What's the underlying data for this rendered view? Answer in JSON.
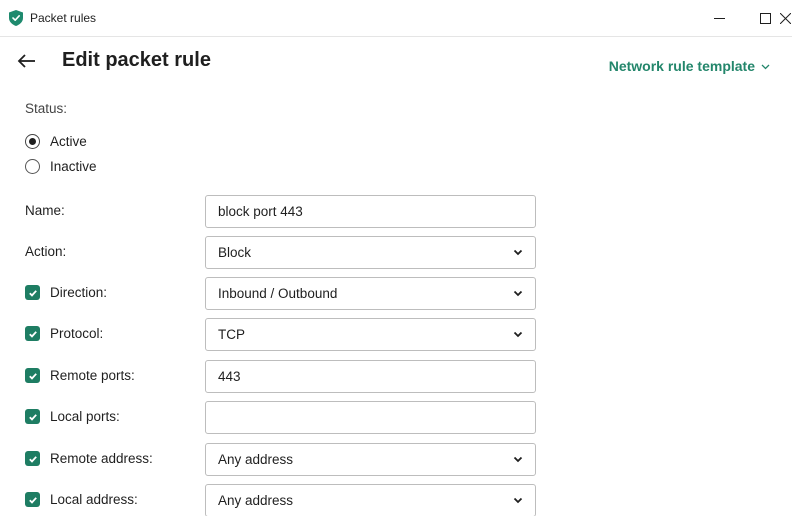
{
  "window": {
    "title": "Packet rules",
    "controls": {
      "minimize": "minimize",
      "maximize": "maximize",
      "close": "close"
    }
  },
  "header": {
    "title": "Edit packet rule",
    "template_link": "Network rule template"
  },
  "status": {
    "label": "Status:",
    "options": [
      {
        "label": "Active",
        "checked": true
      },
      {
        "label": "Inactive",
        "checked": false
      }
    ]
  },
  "form": {
    "name": {
      "label": "Name:",
      "value": "block port 443"
    },
    "action": {
      "label": "Action:",
      "value": "Block"
    },
    "direction": {
      "label": "Direction:",
      "value": "Inbound / Outbound",
      "enabled": true
    },
    "protocol": {
      "label": "Protocol:",
      "value": "TCP",
      "enabled": true
    },
    "remote_ports": {
      "label": "Remote ports:",
      "value": "443",
      "enabled": true
    },
    "local_ports": {
      "label": "Local ports:",
      "value": "",
      "enabled": true
    },
    "remote_address": {
      "label": "Remote address:",
      "value": "Any address",
      "enabled": true
    },
    "local_address": {
      "label": "Local address:",
      "value": "Any address",
      "enabled": true
    }
  },
  "colors": {
    "accent": "#23866b",
    "checkbox": "#1e7d63",
    "border": "#bdbdbd"
  }
}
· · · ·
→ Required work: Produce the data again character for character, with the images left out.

→ Result for this task:
What's the underlying data for this rendered view? Answer in JSON.
{
  "window": {
    "title": "Packet rules",
    "controls": {
      "minimize": "minimize",
      "maximize": "maximize",
      "close": "close"
    }
  },
  "header": {
    "title": "Edit packet rule",
    "template_link": "Network rule template"
  },
  "status": {
    "label": "Status:",
    "options": [
      {
        "label": "Active",
        "checked": true
      },
      {
        "label": "Inactive",
        "checked": false
      }
    ]
  },
  "form": {
    "name": {
      "label": "Name:",
      "value": "block port 443"
    },
    "action": {
      "label": "Action:",
      "value": "Block"
    },
    "direction": {
      "label": "Direction:",
      "value": "Inbound / Outbound",
      "enabled": true
    },
    "protocol": {
      "label": "Protocol:",
      "value": "TCP",
      "enabled": true
    },
    "remote_ports": {
      "label": "Remote ports:",
      "value": "443",
      "enabled": true
    },
    "local_ports": {
      "label": "Local ports:",
      "value": "",
      "enabled": true
    },
    "remote_address": {
      "label": "Remote address:",
      "value": "Any address",
      "enabled": true
    },
    "local_address": {
      "label": "Local address:",
      "value": "Any address",
      "enabled": true
    }
  },
  "colors": {
    "accent": "#23866b",
    "checkbox": "#1e7d63",
    "border": "#bdbdbd"
  }
}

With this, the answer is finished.